Barbus fasciatus originate from Southeast Asia, and are not often seen in the aquarium shops. George obtained the Barbus fasciatus when they were young from Bernie Halverson, and Bernie called them by the common name of Panda Barb, which when you look at them they certainly have that Panda appearance. In the aquatic literature weve found, they also go by the Banded Barb for a common name. I also noted that most of the pictures seen in books are of the female who are drab and plain looking. Even in The Barbs Aquarium booklet 2002 edition on page 65, youll note that although they do have a picture of an adult male, it still has not captured the true beauty of these Barbs. George and I came to the conclusion that perhaps people see them in the aquarium shops, but they are always all females, and plain looking, so they do not capture your eye. They could possibly be too young to show their full color, too.
When I had been looking for writing material for the Extended BAP, I noticed we needed something on Barbs.
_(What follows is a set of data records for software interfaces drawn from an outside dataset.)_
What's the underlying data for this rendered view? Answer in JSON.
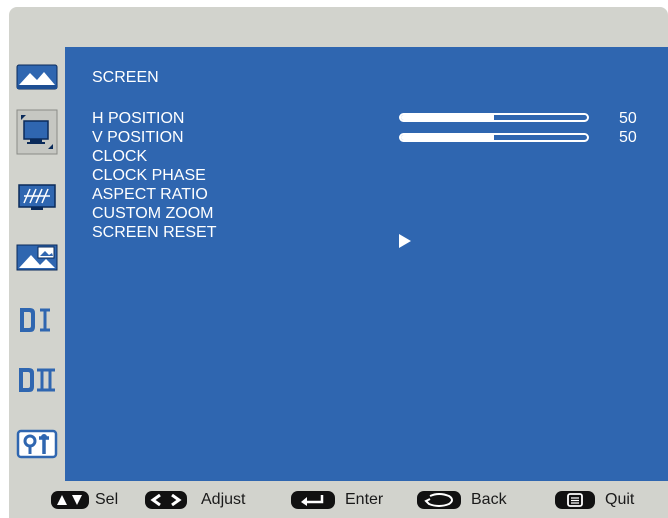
{
  "menu": {
    "title": "SCREEN",
    "items": [
      {
        "label": "H POSITION",
        "value": "50",
        "level": 0.5
      },
      {
        "label": "V POSITION",
        "value": "50",
        "level": 0.5
      },
      {
        "label": "CLOCK"
      },
      {
        "label": "CLOCK PHASE"
      },
      {
        "label": "ASPECT RATIO"
      },
      {
        "label": "CUSTOM ZOOM"
      },
      {
        "label": "SCREEN RESET",
        "action": "play-arrow-icon"
      }
    ]
  },
  "sidebar": {
    "icons": [
      "picture-icon",
      "screen-icon",
      "audio-icon",
      "pip-icon",
      "configuration-one-icon",
      "configuration-two-icon",
      "advanced-option-icon"
    ]
  },
  "footer": {
    "hints": [
      {
        "icon": "up-down-keys-icon",
        "label": "Sel"
      },
      {
        "icon": "left-right-keys-icon",
        "label": "Adjust"
      },
      {
        "icon": "enter-key-icon",
        "label": "Enter"
      },
      {
        "icon": "back-key-icon",
        "label": "Back"
      },
      {
        "icon": "menu-key-icon",
        "label": "Quit"
      }
    ]
  },
  "colors": {
    "panel": "#2f66b0",
    "frame": "#d2d3cd",
    "text": "#ffffff"
  }
}
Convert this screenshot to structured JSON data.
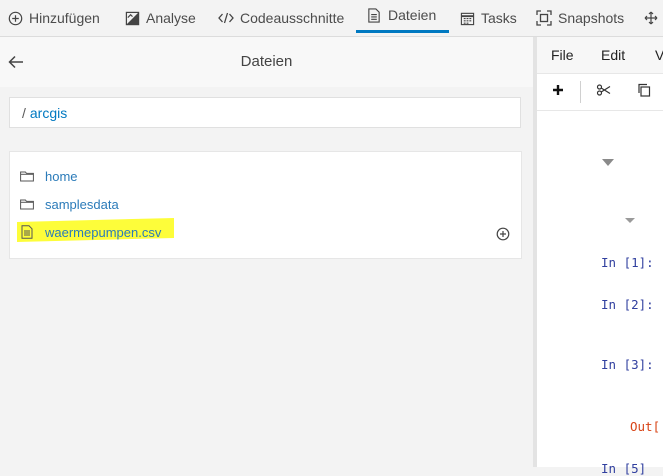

This called for a visit to Georges fish room, as he houses a wider variety of fish than I do on the two floors where my aquariums exist. After stating what I needed, George said no problem, as hed just spawned the Barbus fasciatus, and he proceeded to proudly show me the adults. They were absolutely beautiful! Wow! I didnt know Barbs could obtain such vibrant coloration. The adults were about 2 to 2-1/2 inches in length. The males really had it going on as far as color! Their facial and head area was grayish-black, and from there they showed a slight vibrant orange blush, which went from the head through their upper mid-body to their tail. A little past half the mid-body you note grayish dark bars and the first one has a circular appearance near the top of the body. And the dark markings also are near the top between the head and upper fins. The tail is also a deep orange blush. There is no way for me to describe the beauty of these fish on paper. You really need to see them. The female on the other hand is boring to look at with a beige-tan colored body, and markings the same as the male of gray-black in her body. She is the same length as the male, but not as deep bodied.
There were three males and one female of the Barbus fasciatus in the 10-gallon tank, including a pair of Peacock Gudgeons, and three Red Shiners. The tank was bare bottom with a sponge filter, a decorative haunted house for the fish to hide in, as well as mops galore all over the tank. We have Portage City tap water, and the temperature of the tank was 84 degrees. The tank received fifty percent water changes on a monthly basis, and the fish were fed baby brine shrimp and Wardleys Flake Food once a day. It was also a very active tank with the fish swimming about all over the tank. The Barbs were shy, and had to be coaxed out a number of times from hiding, so I could view them. They are schooling fish, so you should keep several together in a tank for their comfort.
When the mop was first searched for eggs, there was 24 eggs found, but one couldnt be sure who they belonged to, as the Red Shiners also scatter eggs when they spawn. These eggs were found in the evening, and they were tiny tannish-clear eggs the size of the head of a pin. They were placed in a small butter dish using Portage City tap water. No fungicides or anything else was added to the bowl. The eggs were simply watched and rinsed if the water became cloudy. After three days they hatched, and you could barely see the fry. Of the 24 eggs, 22 hatched. These were left in the bowl for a day after they hatched, as they werent ready to eat yet. They were then placed in a 1/2-gallon plastic shoe box with aged water, and an active sponge filter. Some newly hatched baby Snails were also added. The larger Snails had eaten babies in the past, so they are not used. After two more days baby brine shrimp was fed once a day.
Eventually one could see that twelve of them were the Barbus fasciatus and were about 1/8-inch long, clear bodied with a black spot on their dorsal. The remaining fry that were clear bodied were the Red Shiners babies. When the Barbs became even more visible you could see a spot between their body and tail, and their mid body. At three months they were about 1-inch in length, and were light orange with three dark strips down their eyes, mid-section, and just before their tail. They were capable of eating anything at that point, and were housed in a 1-gallon tank.
It still surprises me when I find another beautiful fish. It seems the aquatic world is limitless on the selection of fish we can obtain for our aquariums. These beautiful Barbs would make a great addition to your community tank, or are even worthy of a tank all to themselves.